* [Stored items]
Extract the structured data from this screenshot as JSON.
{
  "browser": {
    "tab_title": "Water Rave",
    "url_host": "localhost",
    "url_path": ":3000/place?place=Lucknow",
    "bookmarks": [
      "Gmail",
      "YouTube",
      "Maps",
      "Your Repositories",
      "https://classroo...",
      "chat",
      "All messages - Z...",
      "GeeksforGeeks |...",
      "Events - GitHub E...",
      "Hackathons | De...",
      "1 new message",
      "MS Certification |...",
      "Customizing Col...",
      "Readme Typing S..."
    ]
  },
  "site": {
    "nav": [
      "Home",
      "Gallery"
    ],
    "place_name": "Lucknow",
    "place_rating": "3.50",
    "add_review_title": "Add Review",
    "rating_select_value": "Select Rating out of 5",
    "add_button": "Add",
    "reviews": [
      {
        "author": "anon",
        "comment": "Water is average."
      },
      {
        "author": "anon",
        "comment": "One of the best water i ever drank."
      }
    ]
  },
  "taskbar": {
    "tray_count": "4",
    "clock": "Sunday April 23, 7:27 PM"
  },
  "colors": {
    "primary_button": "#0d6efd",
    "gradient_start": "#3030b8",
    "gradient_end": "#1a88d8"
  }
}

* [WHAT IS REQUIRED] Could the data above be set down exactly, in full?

* [TASK ANSWER]
Extract the structured data from this screenshot as JSON.
{
  "browser": {
    "tab_title": "Water Rave",
    "url_host": "localhost",
    "url_path": ":3000/place?place=Lucknow",
    "bookmarks": [
      "Gmail",
      "YouTube",
      "Maps",
      "Your Repositories",
      "https://classroo...",
      "chat",
      "All messages - Z...",
      "GeeksforGeeks |...",
      "Events - GitHub E...",
      "Hackathons | De...",
      "1 new message",
      "MS Certification |...",
      "Customizing Col...",
      "Readme Typing S..."
    ]
  },
  "site": {
    "nav": [
      "Home",
      "Gallery"
    ],
    "place_name": "Lucknow",
    "place_rating": "3.50",
    "add_review_title": "Add Review",
    "rating_select_value": "Select Rating out of 5",
    "add_button": "Add",
    "reviews": [
      {
        "author": "anon",
        "comment": "Water is average."
      },
      {
        "author": "anon",
        "comment": "One of the best water i ever drank."
      }
    ]
  },
  "taskbar": {
    "tray_count": "4",
    "clock": "Sunday April 23, 7:27 PM"
  },
  "colors": {
    "primary_button": "#0d6efd",
    "gradient_start": "#3030b8",
    "gradient_end": "#1a88d8"
  }
}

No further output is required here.